John XXIII’s career also includes having acted to assist Jews seeking to escape the Nazis’ Holocaust, including Bulgarian Jews. Currently, he is on the path to canonisation, reportedly expected to happen before the end of 2013, along with the late Pope John Paul II.
Nessebur mayor Nikolai Dimitrov was reported as having told daily Trud that the plan to put up a statue to John XXIII was supported by the town’s people and would strengthen cultural and historical tourism.
But, in a lengthy statement on the website of the Bulgarian Orthodox Church in the town of Sliven, Yoanikii called on Nessebur municipality to reconsider its decision, which the statement described as an “insult” to the Orthodox Christians of Nessebur and to the patrons of the town, including Jesus, Mary, John the Baptist, St Stephen, the archangels Michael and Gabriel, and saints Sophia, Dimitar, Paraskeva, Theodore and Clement.
The statement said that in the “short time” (1925/35) that John XXIII, then Angelo Roncalli, had served, it was not possible that he had performed so many good deeds as for this to be described – as the municipality had – as “undoubted merit” qualifying him for a monument.
The statement said that Roncalli’s biography did not record a 1926 donation to feeding children of refugees from Eastern Thrace and Aegean Macedonia.
Roncalli had helped with funding for victims of the 1928 earthquake in Bulgaria, had facilitated the marriage agreement between king Boris III and princess Giovanna, a Roman Catholic, and he helped to save Bulgarian Jews from the Holocaust. “But these are his contributions to the Bulgarian state, irrelevant to Nessebur.”
Even if Roncalli donated money to feed the children of refugees, this single act did not warrant a monument.
“It is well known that the southern Black Sea resorts, already from the early Middle Ages, have been and are today Orthodox Christian communities.

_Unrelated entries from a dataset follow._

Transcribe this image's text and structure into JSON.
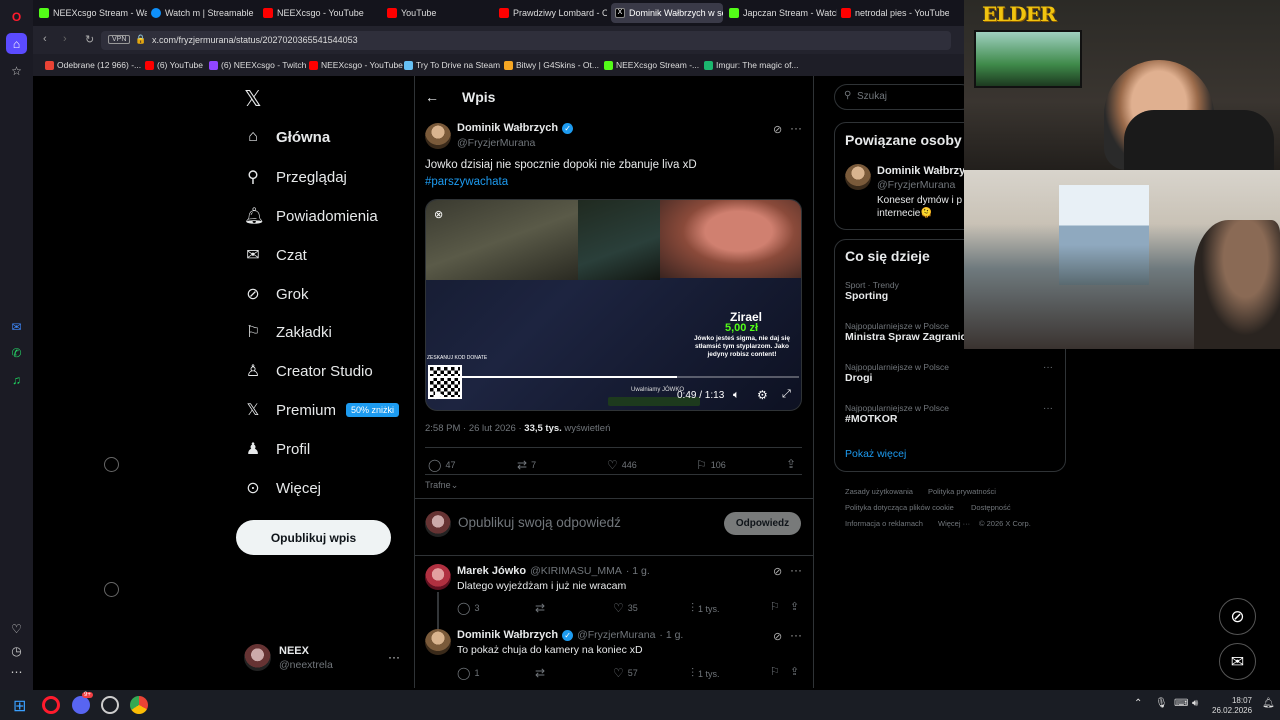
{
  "browser": {
    "tabs": [
      {
        "label": "NEEXcsgo Stream - Watch",
        "color": "#53fc18"
      },
      {
        "label": "Watch m | Streamable",
        "color": "#0f90fa"
      },
      {
        "label": "NEEXcsgo - YouTube",
        "color": "#ff0000"
      },
      {
        "label": "YouTube",
        "color": "#ff0000"
      },
      {
        "label": "Prawdziwy Lombard - Od",
        "color": "#ff0000"
      },
      {
        "label": "Dominik Wałbrzych w ser",
        "color": "#ffffff"
      },
      {
        "label": "Japczan Stream - Watch L",
        "color": "#53fc18"
      },
      {
        "label": "netrodal pies - YouTube",
        "color": "#ff0000"
      }
    ],
    "vpn_label": "VPN",
    "url": "x.com/fryzjermurana/status/2027020365541544053",
    "bookmarks": [
      {
        "label": "Odebrane (12 966) -...",
        "color": "#ea4335"
      },
      {
        "label": "(6) YouTube",
        "color": "#ff0000"
      },
      {
        "label": "(6) NEEXcsgo - Twitch",
        "color": "#9146ff"
      },
      {
        "label": "NEEXcsgo - YouTube",
        "color": "#ff0000"
      },
      {
        "label": "Try To Drive na Steam",
        "color": "#66c0f4"
      },
      {
        "label": "Bitwy | G4Skins - Ot...",
        "color": "#f5a623"
      },
      {
        "label": "NEEXcsgo Stream -...",
        "color": "#53fc18"
      },
      {
        "label": "Imgur: The magic of...",
        "color": "#1bb76e"
      }
    ]
  },
  "nav": {
    "logo": "𝕏",
    "items": [
      {
        "label": "Główna",
        "icon": "home-icon"
      },
      {
        "label": "Przeglądaj",
        "icon": "search-icon"
      },
      {
        "label": "Powiadomienia",
        "icon": "bell-icon"
      },
      {
        "label": "Czat",
        "icon": "mail-icon"
      },
      {
        "label": "Grok",
        "icon": "grok-icon"
      },
      {
        "label": "Zakładki",
        "icon": "bookmark-icon"
      },
      {
        "label": "Creator Studio",
        "icon": "creator-icon"
      },
      {
        "label": "Premium",
        "icon": "x-icon"
      },
      {
        "label": "Profil",
        "icon": "person-icon"
      },
      {
        "label": "Więcej",
        "icon": "more-icon"
      }
    ],
    "premium_badge": "50% zniżki",
    "post_button": "Opublikuj wpis",
    "account": {
      "name": "NEEX",
      "handle": "@neextrela",
      "more": "···"
    }
  },
  "header": {
    "back": "←",
    "title": "Wpis"
  },
  "tweet": {
    "name": "Dominik Wałbrzych",
    "handle": "@FryzjerMurana",
    "text": "Jowko dzisiaj nie spocznie dopoki nie zbanuje liva xD",
    "hashtag": "#parszywachata",
    "video": {
      "donor": "Zirael",
      "amount": "5,00 zł",
      "message": "Jówko jesteś sigma, nie daj się stłamsić tym styplarzom. Jako jedyny robisz content!",
      "qr_label": "ZESKANUJ KOD DONATE",
      "banner": "Uwalniamy JÓWKO",
      "time": "0:49 / 1:13",
      "progress": 0.67
    },
    "time": "2:58 PM · 26 lut 2026 ·",
    "views_count": "33,5 tys.",
    "views_label": "wyświetleń",
    "replies": "47",
    "retweets": "7",
    "likes": "446",
    "bookmarks": "106",
    "sort": "Trafne"
  },
  "composer": {
    "placeholder": "Opublikuj swoją odpowiedź",
    "button": "Odpowiedz"
  },
  "replies": [
    {
      "name": "Marek Jówko",
      "handle": "@KIRIMASU_MMA",
      "time": "· 1 g.",
      "text": "Dlatego wyjeżdżam i już nie wracam",
      "replies": "3",
      "retweets": "",
      "likes": "35",
      "views": "1 tys.",
      "verified": false
    },
    {
      "name": "Dominik Wałbrzych",
      "handle": "@FryzjerMurana",
      "time": "· 1 g.",
      "text": "To pokaż chuja do kamery na koniec xD",
      "replies": "1",
      "retweets": "",
      "likes": "57",
      "views": "1 tys.",
      "verified": true
    }
  ],
  "sidebar": {
    "search_placeholder": "Szukaj",
    "related_title": "Powiązane osoby",
    "related": {
      "name": "Dominik Wałbrzy...",
      "handle": "@FryzjerMurana",
      "bio": "Koneser dymów i p",
      "bio2": "internecie🫠"
    },
    "trends_title": "Co się dzieje",
    "trends": [
      {
        "meta": "Sport · Trendy",
        "name": "Sporting"
      },
      {
        "meta": "Najpopularniejsze w Polsce",
        "name": "Ministra Spraw Zagranic"
      },
      {
        "meta": "Najpopularniejsze w Polsce",
        "name": "Drogi"
      },
      {
        "meta": "Najpopularniejsze w Polsce",
        "name": "#MOTKOR"
      }
    ],
    "show_more": "Pokaż więcej",
    "footer": [
      "Zasady użytkowania",
      "Polityka prywatności",
      "Polityka dotycząca plików cookie",
      "Dostępność",
      "Informacja o reklamach",
      "Więcej ···",
      "© 2026 X Corp."
    ]
  },
  "overlay": {
    "logo_text": "ELDER"
  },
  "taskbar": {
    "time": "18:07",
    "date": "26.02.2026",
    "discord_badge": "9+"
  }
}
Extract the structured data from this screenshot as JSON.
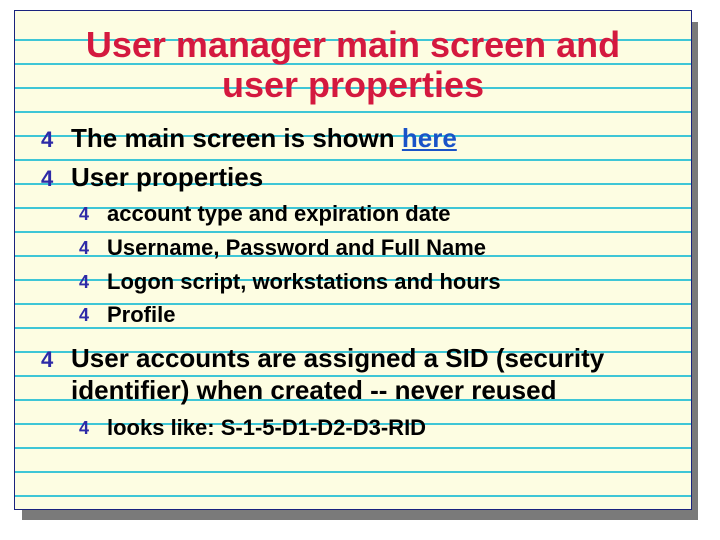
{
  "title": "User manager main screen and user properties",
  "bullet_glyph": "4",
  "items": [
    {
      "pre": "The main screen is shown ",
      "link": "here"
    },
    {
      "text": "User properties"
    }
  ],
  "subitems": [
    {
      "text": "account type and expiration date"
    },
    {
      "text": "Username, Password and Full Name"
    },
    {
      "text": "Logon script, workstations and hours"
    },
    {
      "text": "Profile"
    }
  ],
  "items2": [
    {
      "text": "User accounts are assigned a SID (security identifier) when created -- never reused"
    }
  ],
  "subitems2": [
    {
      "text": "looks like: S-1-5-D1-D2-D3-RID"
    }
  ]
}
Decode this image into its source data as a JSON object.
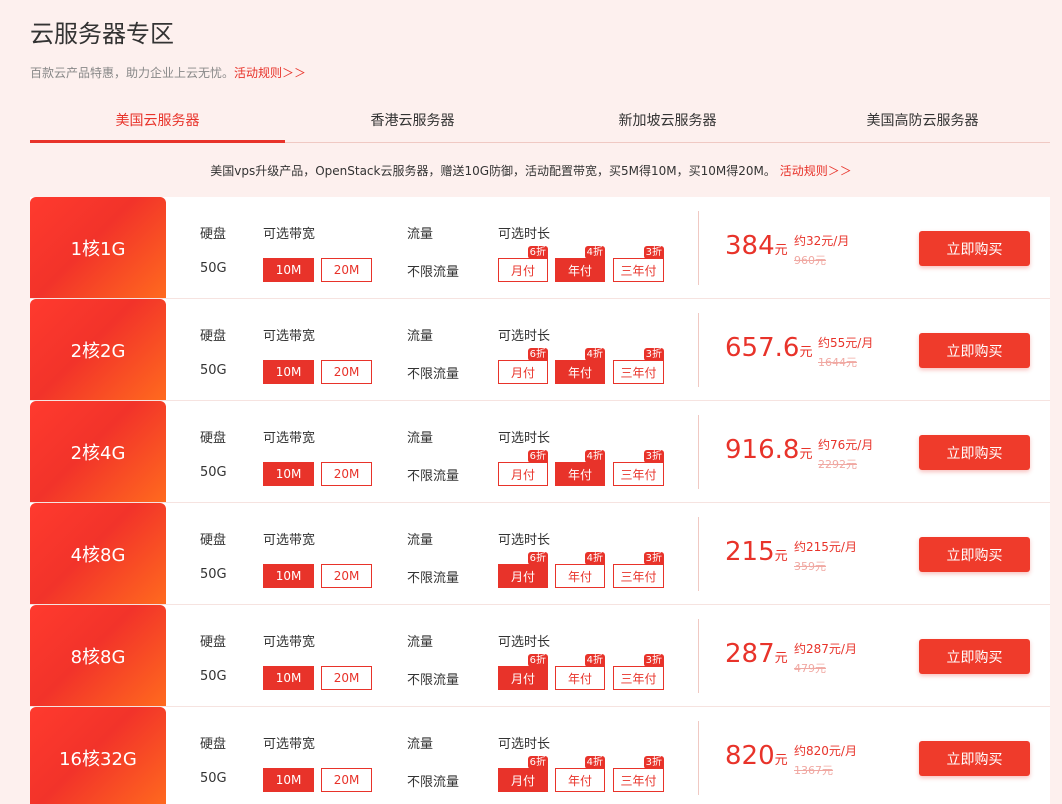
{
  "header": {
    "title": "云服务器专区",
    "subtitle": "百款云产品特惠，助力企业上云无忧。",
    "rules_link": "活动规则＞＞"
  },
  "tabs": [
    {
      "label": "美国云服务器",
      "active": true
    },
    {
      "label": "香港云服务器",
      "active": false
    },
    {
      "label": "新加坡云服务器",
      "active": false
    },
    {
      "label": "美国高防云服务器",
      "active": false
    }
  ],
  "notice": {
    "text": "美国vps升级产品，OpenStack云服务器，赠送10G防御，活动配置带宽，买5M得10M，买10M得20M。",
    "link": "活动规则＞＞"
  },
  "labels": {
    "disk": "硬盘",
    "bandwidth": "可选带宽",
    "traffic": "流量",
    "duration": "可选时长",
    "buy": "立即购买"
  },
  "colors": {
    "accent": "#e8332a",
    "page_bg": "#fdf0ee"
  },
  "rows": [
    {
      "spec": "1核1G",
      "disk": "50G",
      "bw": [
        "10M",
        "20M"
      ],
      "bw_sel": 0,
      "traffic": "不限流量",
      "dur": [
        "月付",
        "年付",
        "三年付"
      ],
      "disc": [
        "6折",
        "4折",
        "3折"
      ],
      "dur_sel": 1,
      "price": "384",
      "unit": "元",
      "monthly": "约32元/月",
      "original": "960元"
    },
    {
      "spec": "2核2G",
      "disk": "50G",
      "bw": [
        "10M",
        "20M"
      ],
      "bw_sel": 0,
      "traffic": "不限流量",
      "dur": [
        "月付",
        "年付",
        "三年付"
      ],
      "disc": [
        "6折",
        "4折",
        "3折"
      ],
      "dur_sel": 1,
      "price": "657.6",
      "unit": "元",
      "monthly": "约55元/月",
      "original": "1644元"
    },
    {
      "spec": "2核4G",
      "disk": "50G",
      "bw": [
        "10M",
        "20M"
      ],
      "bw_sel": 0,
      "traffic": "不限流量",
      "dur": [
        "月付",
        "年付",
        "三年付"
      ],
      "disc": [
        "6折",
        "4折",
        "3折"
      ],
      "dur_sel": 1,
      "price": "916.8",
      "unit": "元",
      "monthly": "约76元/月",
      "original": "2292元"
    },
    {
      "spec": "4核8G",
      "disk": "50G",
      "bw": [
        "10M",
        "20M"
      ],
      "bw_sel": 0,
      "traffic": "不限流量",
      "dur": [
        "月付",
        "年付",
        "三年付"
      ],
      "disc": [
        "6折",
        "4折",
        "3折"
      ],
      "dur_sel": 0,
      "price": "215",
      "unit": "元",
      "monthly": "约215元/月",
      "original": "359元"
    },
    {
      "spec": "8核8G",
      "disk": "50G",
      "bw": [
        "10M",
        "20M"
      ],
      "bw_sel": 0,
      "traffic": "不限流量",
      "dur": [
        "月付",
        "年付",
        "三年付"
      ],
      "disc": [
        "6折",
        "4折",
        "3折"
      ],
      "dur_sel": 0,
      "price": "287",
      "unit": "元",
      "monthly": "约287元/月",
      "original": "479元"
    },
    {
      "spec": "16核32G",
      "disk": "50G",
      "bw": [
        "10M",
        "20M"
      ],
      "bw_sel": 0,
      "traffic": "不限流量",
      "dur": [
        "月付",
        "年付",
        "三年付"
      ],
      "disc": [
        "6折",
        "4折",
        "3折"
      ],
      "dur_sel": 0,
      "price": "820",
      "unit": "元",
      "monthly": "约820元/月",
      "original": "1367元"
    }
  ]
}
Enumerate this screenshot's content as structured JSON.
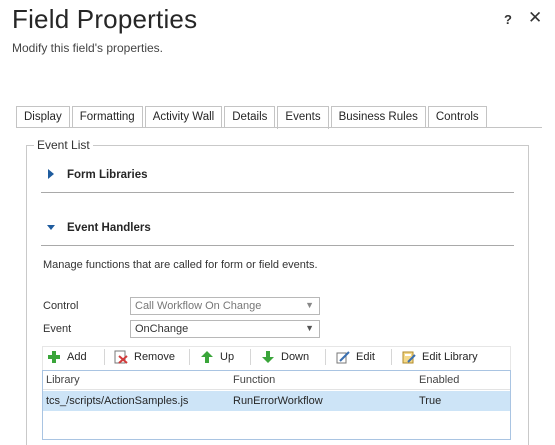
{
  "dialog": {
    "title": "Field Properties",
    "subtitle": "Modify this field's properties.",
    "help_label": "?",
    "close_label": "✕"
  },
  "tabs": [
    {
      "label": "Display",
      "active": false
    },
    {
      "label": "Formatting",
      "active": false
    },
    {
      "label": "Activity Wall",
      "active": false
    },
    {
      "label": "Details",
      "active": false
    },
    {
      "label": "Events",
      "active": true
    },
    {
      "label": "Business Rules",
      "active": false
    },
    {
      "label": "Controls",
      "active": false
    }
  ],
  "event_list": {
    "legend": "Event List",
    "form_libraries": {
      "label": "Form Libraries",
      "expanded": false
    },
    "event_handlers": {
      "label": "Event Handlers",
      "expanded": true,
      "description": "Manage functions that are called for form or field events.",
      "control": {
        "label": "Control",
        "value": "Call Workflow On Change",
        "disabled": true
      },
      "event": {
        "label": "Event",
        "value": "OnChange",
        "disabled": false
      }
    }
  },
  "toolbar": {
    "add_label": "Add",
    "remove_label": "Remove",
    "up_label": "Up",
    "down_label": "Down",
    "edit_label": "Edit",
    "edit_library_label": "Edit Library"
  },
  "grid": {
    "columns": [
      "Library",
      "Function",
      "Enabled"
    ],
    "rows": [
      {
        "library": "tcs_/scripts/ActionSamples.js",
        "function": "RunErrorWorkflow",
        "enabled": "True",
        "selected": true
      }
    ]
  },
  "colors": {
    "accent_arrow": "#1f5c9e",
    "selected_row": "#cde4f7",
    "add_icon": "#3aa53a",
    "remove_icon": "#d23b3b",
    "up_down_icon": "#3aa53a"
  },
  "icons": {
    "add": "plus-icon",
    "remove": "remove-icon",
    "up": "up-arrow-icon",
    "down": "down-arrow-icon",
    "edit": "edit-icon",
    "edit_library": "edit-library-icon"
  }
}
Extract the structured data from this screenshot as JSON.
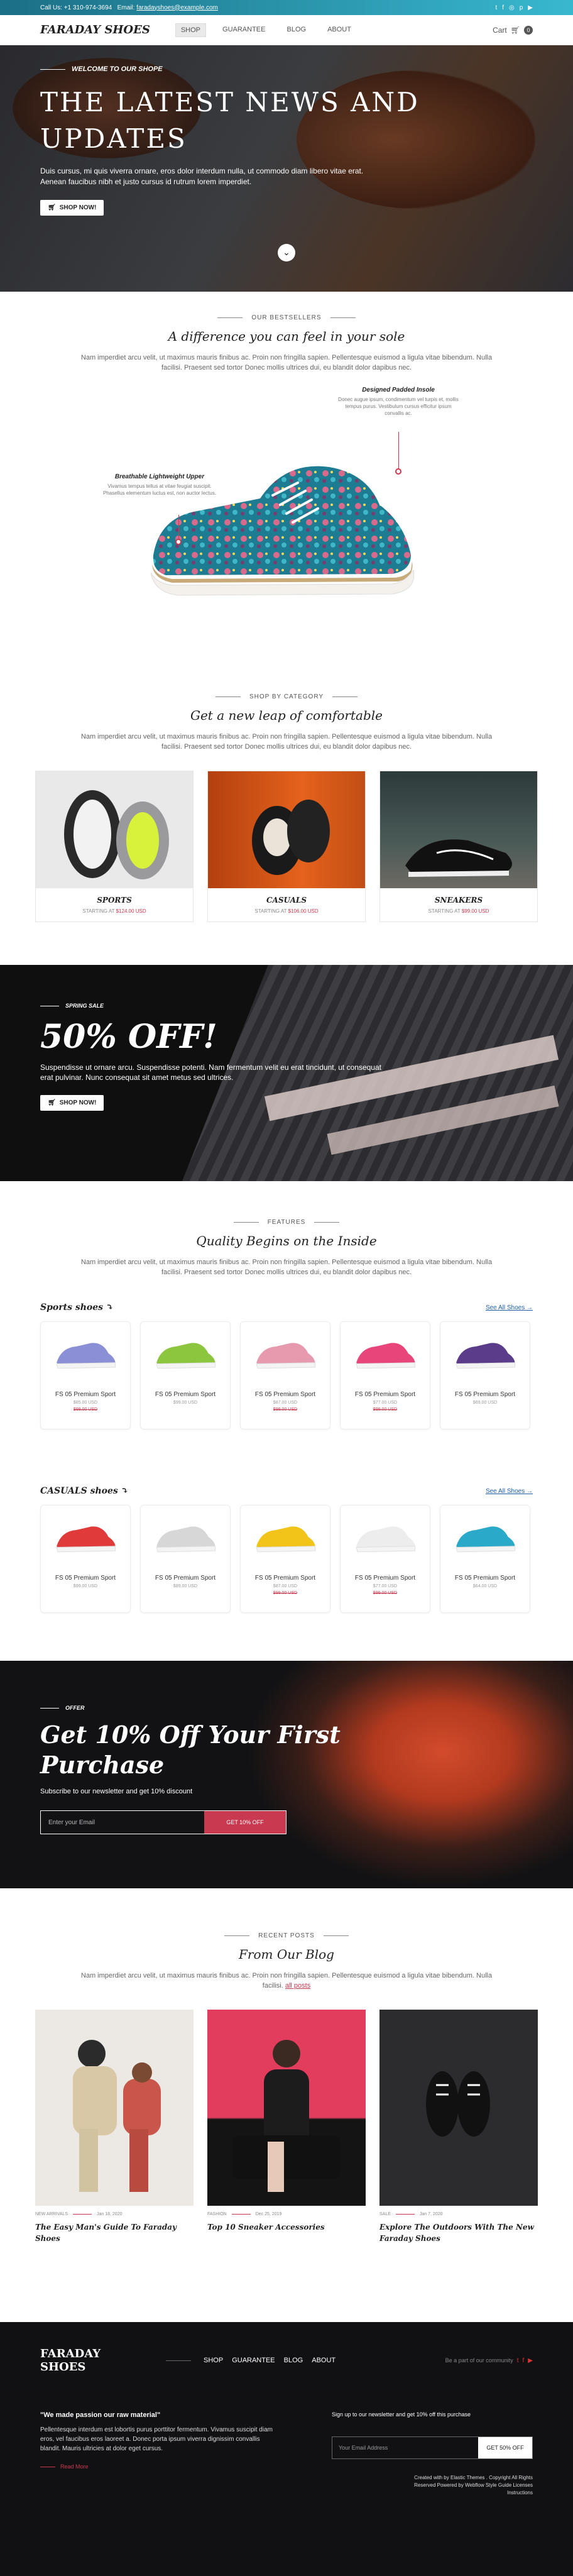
{
  "topbar": {
    "call": "Call Us: +1 310-974-3694",
    "email_label": "Email:",
    "email": "faradayshoes@example.com"
  },
  "nav": {
    "logo": "FARADAY SHOES",
    "items": [
      "SHOP",
      "GUARANTEE",
      "BLOG",
      "ABOUT"
    ],
    "active": "SHOP",
    "cart_label": "Cart",
    "cart_count": "0"
  },
  "hero": {
    "kicker": "WELCOME TO OUR SHOPE",
    "title": "THE LATEST NEWS AND UPDATES",
    "body": "Duis cursus, mi quis viverra ornare, eros dolor interdum nulla, ut commodo diam libero vitae erat. Aenean faucibus nibh et justo cursus id rutrum lorem imperdiet.",
    "button": "SHOP NOW!"
  },
  "bestsellers": {
    "eyebrow": "OUR BESTSELLERS",
    "title": "A difference you can feel in your sole",
    "lead": "Nam imperdiet arcu velit, ut maximus mauris finibus ac. Proin non fringilla sapien. Pellentesque euismod a ligula vitae bibendum. Nulla facilisi. Praesent sed tortor Donec mollis ultrices dui, eu blandit dolor dapibus nec.",
    "callout_right_title": "Designed Padded Insole",
    "callout_right_text": "Donec augue ipsum, condimentum vel turpis et, mollis tempus purus. Vestibulum cursus efficitur ipsum convallis ac.",
    "callout_left_title": "Breathable Lightweight Upper",
    "callout_left_text": "Vivamus tempus tellus at vitae feugiat suscipit. Phasellus elementum luctus est, non auctor lectus."
  },
  "categories": {
    "eyebrow": "SHOP BY CATEGORY",
    "title": "Get a new leap of comfortable",
    "lead": "Nam imperdiet arcu velit, ut maximus mauris finibus ac. Proin non fringilla sapien. Pellentesque euismod a ligula vitae bibendum. Nulla facilisi. Praesent sed tortor Donec mollis ultrices dui, eu blandit dolor dapibus nec.",
    "items": [
      {
        "name": "SPORTS",
        "price_prefix": "STARTING AT",
        "price": "$124.00 USD"
      },
      {
        "name": "CASUALS",
        "price_prefix": "STARTING AT",
        "price": "$106.00 USD"
      },
      {
        "name": "SNEAKERS",
        "price_prefix": "STARTING AT",
        "price": "$99.00 USD"
      }
    ]
  },
  "promo": {
    "kicker": "SPRING SALE",
    "title": "50% OFF!",
    "body": "Suspendisse ut ornare arcu. Suspendisse potenti. Nam fermentum velit eu erat tincidunt, ut consequat erat pulvinar. Nunc consequat sit amet metus sed ultrices.",
    "button": "SHOP NOW!"
  },
  "features": {
    "eyebrow": "FEATURES",
    "title": "Quality Begins on the Inside",
    "lead": "Nam imperdiet arcu velit, ut maximus mauris finibus ac. Proin non fringilla sapien. Pellentesque euismod a ligula vitae bibendum. Nulla facilisi. Praesent sed tortor Donec mollis ultrices dui, eu blandit dolor dapibus nec."
  },
  "sports": {
    "title": "Sports shoes",
    "link": "See All Shoes",
    "items": [
      {
        "name": "FS 05 Premium Sport",
        "price": "$85.00 USD",
        "old": "$99.00 USD",
        "color": "#8a8fd6"
      },
      {
        "name": "FS 05 Premium Sport",
        "price": "$99.00 USD",
        "old": "",
        "color": "#8cc63f"
      },
      {
        "name": "FS 05 Premium Sport",
        "price": "$87.00 USD",
        "old": "$99.00 USD",
        "color": "#e79aae"
      },
      {
        "name": "FS 05 Premium Sport",
        "price": "$77.00 USD",
        "old": "$99.00 USD",
        "color": "#e8467a"
      },
      {
        "name": "FS 05 Premium Sport",
        "price": "$69.00 USD",
        "old": "",
        "color": "#5b3c8a"
      }
    ]
  },
  "casuals": {
    "title": "CASUALS shoes",
    "link": "See All Shoes",
    "items": [
      {
        "name": "FS 05 Premium Sport",
        "price": "$99.00 USD",
        "old": "",
        "color": "#e03a3a"
      },
      {
        "name": "FS 05 Premium Sport",
        "price": "$89.00 USD",
        "old": "",
        "color": "#d7d7d7"
      },
      {
        "name": "FS 05 Premium Sport",
        "price": "$87.00 USD",
        "old": "$99.00 USD",
        "color": "#f2c318"
      },
      {
        "name": "FS 05 Premium Sport",
        "price": "$77.00 USD",
        "old": "$99.00 USD",
        "color": "#ededed"
      },
      {
        "name": "FS 05 Premium Sport",
        "price": "$64.00 USD",
        "old": "",
        "color": "#2aa9c9"
      }
    ]
  },
  "newsletter": {
    "kicker": "OFFER",
    "title": "Get 10% Off Your First Purchase",
    "body": "Subscribe to our newsletter and get 10% discount",
    "placeholder": "Enter your Email",
    "button": "GET 10% OFF"
  },
  "blog": {
    "eyebrow": "RECENT POSTS",
    "title": "From Our Blog",
    "lead": "Nam imperdiet arcu velit, ut maximus mauris finibus ac. Proin non fringilla sapien. Pellentesque euismod a ligula vitae bibendum. Nulla facilisi.",
    "lead_link": "all posts",
    "posts": [
      {
        "category": "NEW ARRIVALS",
        "date": "Jan 18, 2020",
        "title": "The Easy Man's Guide To Faraday Shoes"
      },
      {
        "category": "FASHION",
        "date": "Dec 25, 2019",
        "title": "Top 10 Sneaker Accessories"
      },
      {
        "category": "SALE",
        "date": "Jan 7, 2020",
        "title": "Explore The Outdoors With The New Faraday Shoes"
      }
    ]
  },
  "footer": {
    "logo": "FARADAY SHOES",
    "menu": [
      "SHOP",
      "GUARANTEE",
      "BLOG",
      "ABOUT"
    ],
    "follow": "Be a part of our community",
    "quote_title": "\"We made passion our raw material\"",
    "quote_body": "Pellentesque interdum est lobortis purus porttitor fermentum. Vivamus suscipit diam eros, vel faucibus eros laoreet a. Donec porta ipsum viverra dignissim convallis blandit. Mauris ultricies at dolor eget cursus.",
    "read_more": "Read More",
    "signup_title": "Sign up to our newsletter and get 10% off this purchase",
    "signup_placeholder": "Your Email Address",
    "signup_button": "GET 50% OFF",
    "credits_line1": "Created with by Elastic Themes . Copyright All Rights",
    "credits_line2": "Reserved Powered by Webflow Style Guide Licenses",
    "credits_line3": "Instructions"
  },
  "colors": {
    "accent": "#c9394f",
    "topbar": "#2a9bb5",
    "dark": "#111113"
  }
}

This is proven by dozens of medieval Orthodox churches and monasteries in the city and its surroundings. In these places there has never been more than a compact Catholic community, except for a small one in the region and another in Malko Tarnovo with the Eastern Rite.”
The Sliven statement said that the fact that most tourists visiting Nessebur “profess the Catholic religion is not a reason for there to be a monument to a Catholic Pope”.
“Nessebur is visited by quite a few representatives of other faiths and in striving for the development of so-called pilgrimage tourism, should monuments be erected to their spiritual leaders?”
Pilgrimage tourism in Nessebar will develop not because of a monument to the Pope, but because of the presence of medieval Orthodox churches and monasteries and other Christian monuments on the territory of the municipality, Yoanikii said.
“The erection of a monument to the Catholic Pope will rise to tensions between Orthodox and Catholic faiths in which for centuries there have been dogmatic and canonical differences.”
Nessebur mayor Dimitrov said, “I deeply respect Metropolitan Yoanikii, but I think someone has misled him. I shall be meeting him next week. We have not stopped helping the Orthodox Church in Nessebur, and that with serious donations, so I do not see why anyone should be offended. This is about history and the flow of more tourists”.
(Main photo: Роман Днепр)